So far we’ve mainly looked at the BDS580 unit, it’s features and the menu system. Now we’ll take a closer look at the speakers, available separately as the HKTS65. The HKTS65 comprises of four identical satellite speakers plus the voice-matched midrange center speaker as well as a compact 200watt wireless (or wired) subwoofer.
The subwoofer dimensions are 267mm (L) x 267mm (W) x 353mm (H); height and weighs a respectable 9kg (just under 20lb). The rear has a variety of switches including one for bass boost (useful for extra powerful sound effects in movies) and a large sub volume control. The sub can be used wirelessly, or you can connect it to the system using supplied cabling. Not pictured in this review is the additional black box you’ll need to achieve wireless functionality. It’s not pictured partly because I chose the wired option and partly because I didn’t actually find it until a few days after I took the pictures (it was buried in the bottom of the box). It’s a great looking Sub unit, with a single white light on the top when it’s in use, a HK logo on the top and one on the front, everywhere else it’s just shiny black. The speaker cone itself is underneath, and it’s supported by 4 substantial rubber feet to stop it moving around.
Each of the 4 satellite measures 88mm (L) x 110mm (W) x 272mm (H) and weigh 1.5kg. Two should be placed either side of your TV, and the other two slightly behind and to the side of the listener. You’ll need to place around with the positioning until you’re happy with the results. Each is a 2-1/2 way 25 to 150 watt CMMD (Ceramic Metal Matrix Diaphragm) Lite speaker – dual 3” flat diaphragm midrange drivers with 1” tweeters. This technology ensures the most lifelike sounds possible.
Easy to hook up to your speaker cables to the BDS580 (all are color coded), and with removable stands and speaker brackets for wall mounting, these are easy satellites to set-up, it’s almost impossible to connect up wrong (as long as you realize they are color coded). Everything you’ll need is there in the box.
The center speaker measures 88mm (L) x 272mm (W) x 110mm (H) and weighs 1.45kg. As it’s name suggests, this is designed to be placed right in the middle, directly under the TV and generally deals with the dialogue of the content you are watching. The HK logo is on the top, and on the rear you’ve got the easy to connect speaker terminals. The speakers themselves are a couple of 3” flat-diaphragm midrange drivers and a 1” CMMD Lite dome tweeter.
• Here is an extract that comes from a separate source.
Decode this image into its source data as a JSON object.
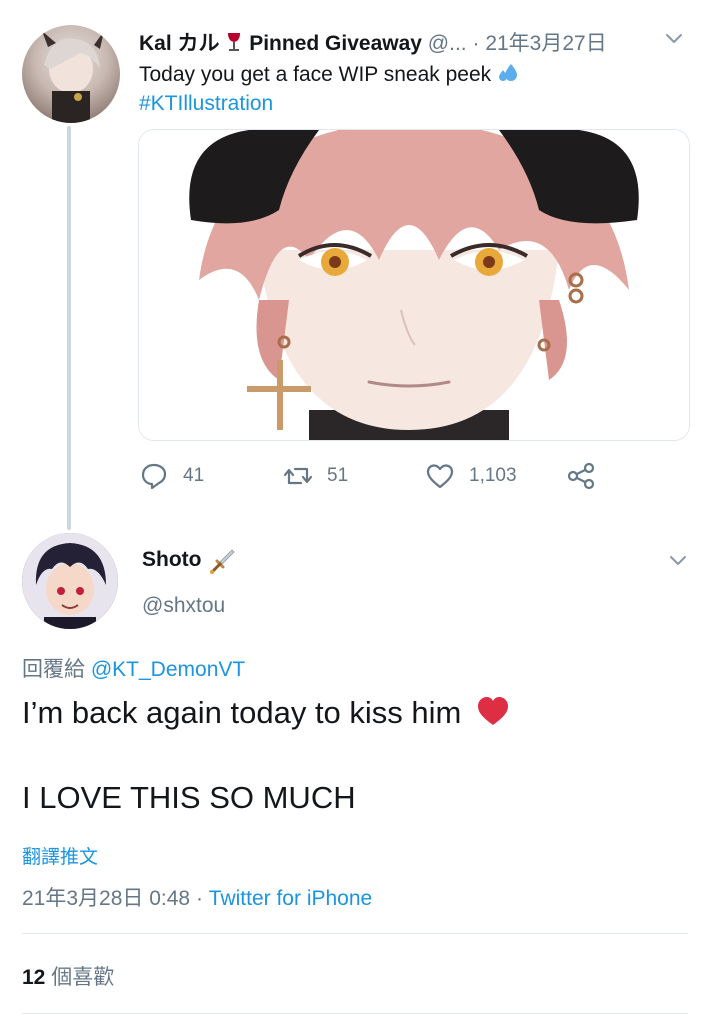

Using the supplied kit, the EzSet/EQTM III auto-calibration process precisely adjusts volume levels, speaker-distance/delay- time settings and equalization. This process does take a few minutes, and it does involve some quite loud sounds, especially from the sub so don’t do this as I did at nearly 10pm, as you might wake the kids.
When you’ve been used to sound from your TV or even from most sound bars on the market, your first listen to this system will blow you away (providing everything is set-up correctly). Voices sound like they are in the room with you, explosions send shivers down your spine, a sound effects make you wonder if there is something behind you. Let’s not forget you can also listen to music. I listen to a considerable amount of reggae, and this delivers as much bass as I (and my neighbors) can handle. I also listen to a variety of other genres and I find the sound so crisp and clean it’s delivered as close to the artist wanted it to be. To cut a long story short, I find the sound astounding, I can’t fault it. Your friends will be jealous, and you’ll get so much enjoyment and hear media in a way that you never though possible in a home environment and at this price.